As parents begin to dust off the sleds in the garage many kids may be disappointed to hear that their local park has closed their hills and banned sledding. Many parks have decided it’s too risky to allow sledding this winter and fear the possible liability claims that can come along with sledding related injuries.
Time reports about how the list of parks that ban or limit sledding grows each year as sledding injury lawsuits mount. Dubuque, Iowa is one of the cities that is going forward to ban sledding in 48 out of their 50 parks. Dubuque’s leisure services manager Marie Ware explains the decision to ban sledding saying, “We have all kinds of parks that have hills on them. We can’t manage the risk at all of those places.”
So how dangerous is the slippery sport? A Columbus, Ohio study recently found that more than 20,000 children were treated each year for sledding related injuries in emergency rooms between the years 1997 – 2007. A sledding lawsuit in Omaha, Nebraska awarded $2 million to the family of a 5-year-old girl who was paralyzed after a sledding injury. A Sioux City, Iowa man was paid close to $3 million after sliding into a sign and injuring his spinal cord while sledding.

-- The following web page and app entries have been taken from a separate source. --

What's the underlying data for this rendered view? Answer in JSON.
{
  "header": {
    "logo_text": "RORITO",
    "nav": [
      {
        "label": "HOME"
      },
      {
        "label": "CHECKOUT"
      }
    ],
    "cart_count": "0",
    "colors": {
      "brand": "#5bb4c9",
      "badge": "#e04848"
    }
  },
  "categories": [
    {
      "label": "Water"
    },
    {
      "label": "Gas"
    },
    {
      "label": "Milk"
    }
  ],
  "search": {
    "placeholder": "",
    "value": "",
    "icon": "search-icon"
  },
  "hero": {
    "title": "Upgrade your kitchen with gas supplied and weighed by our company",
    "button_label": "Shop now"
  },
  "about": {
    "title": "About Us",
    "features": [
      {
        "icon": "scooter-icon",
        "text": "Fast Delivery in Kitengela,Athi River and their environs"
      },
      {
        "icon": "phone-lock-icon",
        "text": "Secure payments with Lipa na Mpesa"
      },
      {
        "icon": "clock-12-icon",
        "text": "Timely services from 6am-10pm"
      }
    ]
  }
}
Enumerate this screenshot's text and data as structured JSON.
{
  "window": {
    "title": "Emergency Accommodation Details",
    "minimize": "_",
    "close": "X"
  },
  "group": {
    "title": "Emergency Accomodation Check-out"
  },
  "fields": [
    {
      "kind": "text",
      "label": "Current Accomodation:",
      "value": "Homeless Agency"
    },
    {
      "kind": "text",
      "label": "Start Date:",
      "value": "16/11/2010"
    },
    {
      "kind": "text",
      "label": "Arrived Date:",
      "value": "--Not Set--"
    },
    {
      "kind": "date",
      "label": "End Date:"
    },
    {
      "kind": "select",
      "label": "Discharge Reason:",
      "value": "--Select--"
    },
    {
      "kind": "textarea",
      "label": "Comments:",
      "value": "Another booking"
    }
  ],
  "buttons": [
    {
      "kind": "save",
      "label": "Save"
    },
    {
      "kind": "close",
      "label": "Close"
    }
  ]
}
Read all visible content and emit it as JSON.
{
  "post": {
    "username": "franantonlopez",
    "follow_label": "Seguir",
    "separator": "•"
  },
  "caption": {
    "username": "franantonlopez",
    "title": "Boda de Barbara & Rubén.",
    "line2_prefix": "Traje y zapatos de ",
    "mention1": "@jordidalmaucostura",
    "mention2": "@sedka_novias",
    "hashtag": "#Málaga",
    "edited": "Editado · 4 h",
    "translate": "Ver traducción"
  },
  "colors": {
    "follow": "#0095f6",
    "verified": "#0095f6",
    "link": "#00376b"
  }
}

Other cities who see the liability risks but don’t want to take such a drastic measure as banning sledding opt for putting up signs warning of injury instead. But even with signs, some city officials realize they are still putting themselves at greater risk of being sued by allowing sledding. Steve King, who runs a website that promotes sledding, understands the risk of the activity and points out that most sledders don’t take precautions like wearing helmets. He explains, “We live in a lawsuit-happy society and cities are just being protective by banning sledding in areas that pose a risk for injury or death.”
What do you think of cities that ban sledding in their parks?
Do you take any special precautions to reduce risk of injury when sledding?